    That said, while Song of Susannah raises these weighty (even philosophical) questions, it doesn't much dwell on them. Its function - as with The Waste Lands - is to move the story along. While character building and world building are essential to the novel, they work in service to the book's unrelenting pace. Only two odd narrative choices interrupt the book's easy flow: the first, a phonetic depiction of Japanese tourists' speech patterns, comes across as curiously racist. The second, perhaps more alarming, narrative choice is King's decision to have Jake and Father Callahan hide "Black Thirteen" - a mystic glass ball almost alive with evil magic - inside the basement of New York's World Trade Centers. Callahan's and Jake's glib conversation about the possibility of the Towers falling down on it and destroying it lends an uncomfortable verisimilitude to the novel. Whether King meant this to imply that Black Thirteen is to blame for the terrorist attacks on September 11, 2001 is unclear. Perhaps it is King's way of making sense of the event, in much the way that the series itself seems King's way of understanding the nature of his work. In any case, the sequence is jarring in its implications.

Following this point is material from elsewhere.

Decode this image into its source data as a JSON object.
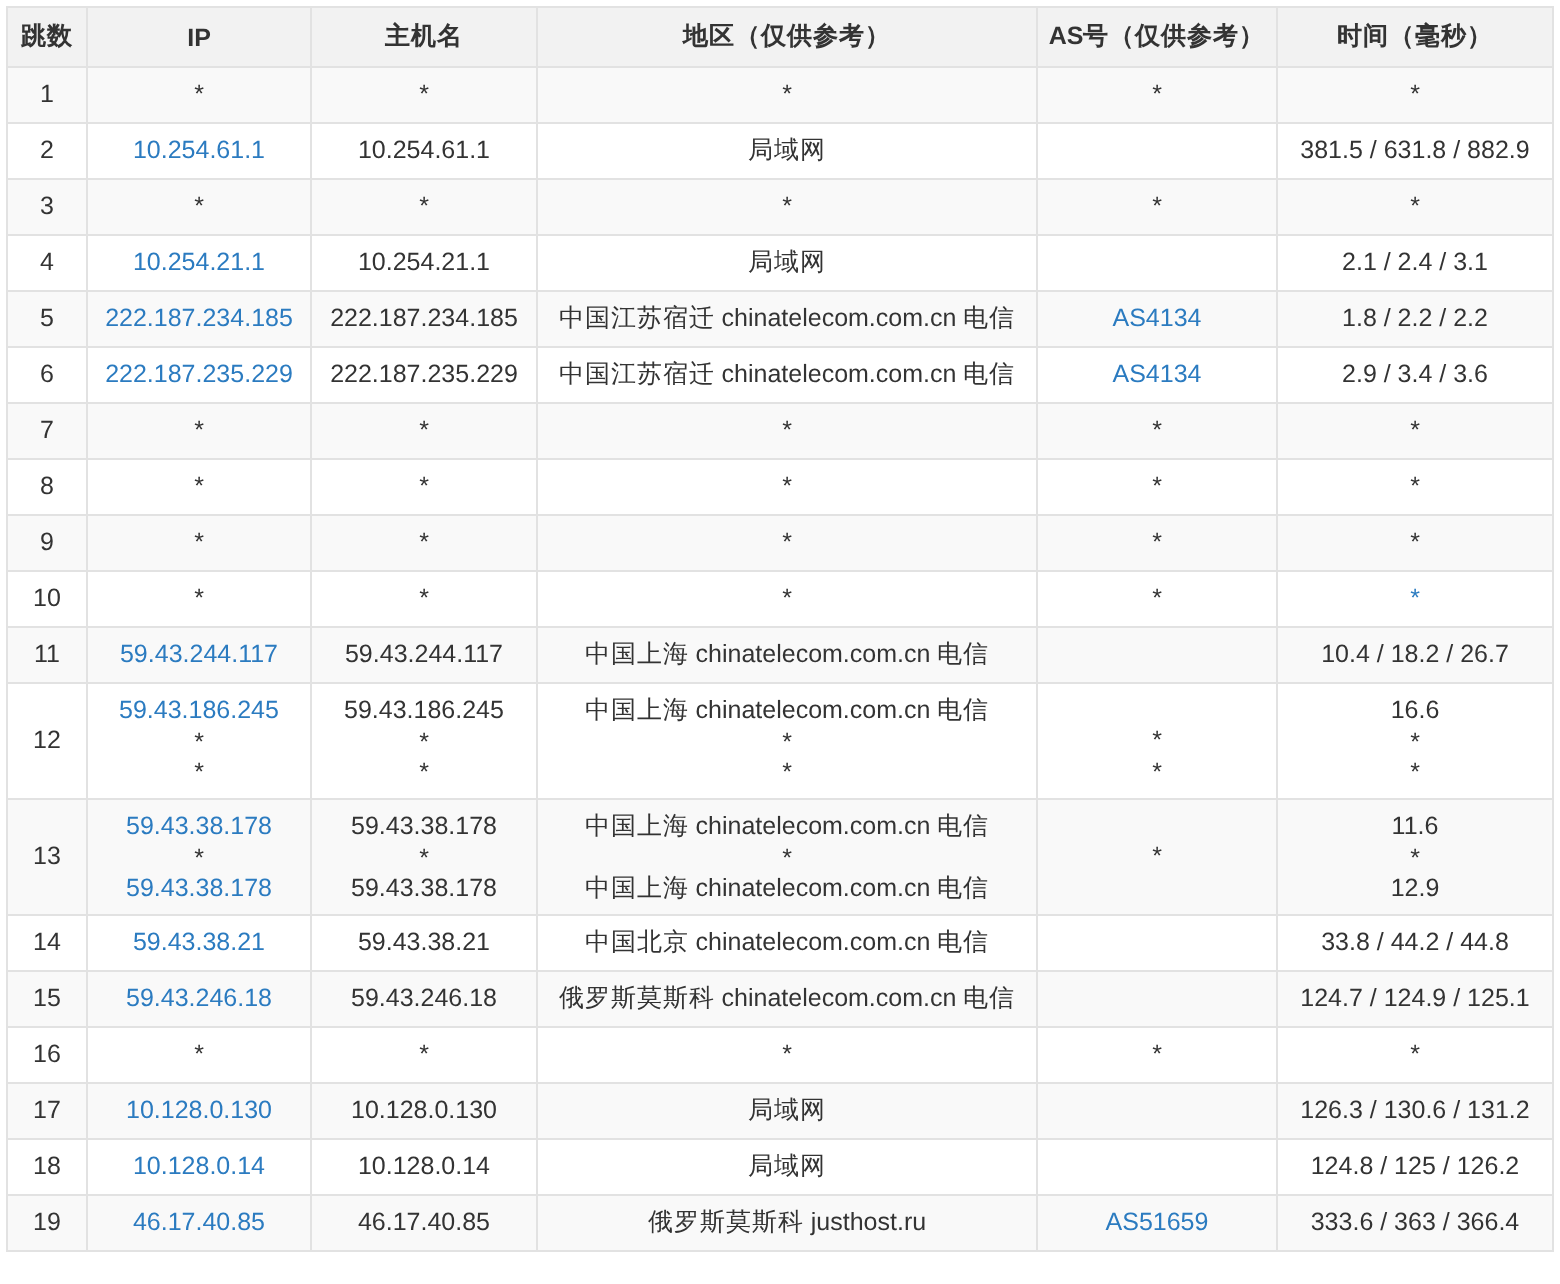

    Despite these minor drawbacks, Song of Susannah is a strong, powerful novel. Character changes that seemed somewhat abrupt in Wolves of the Calla are executed perfectly here, notably Eddie's continued growth both as a gunslinger and a man, and the somewhat harsh look at Jake's coming of age. Susannah is a compelling focus of the book, and knowing all we do of her prepares us for her later adventures in The Dark Tower. Despite the fact that it largely serves as a bridge between two ostensibly more substantial novels, Song of Susannah is the best of the concluding three books, and one of the most satisfying of the series.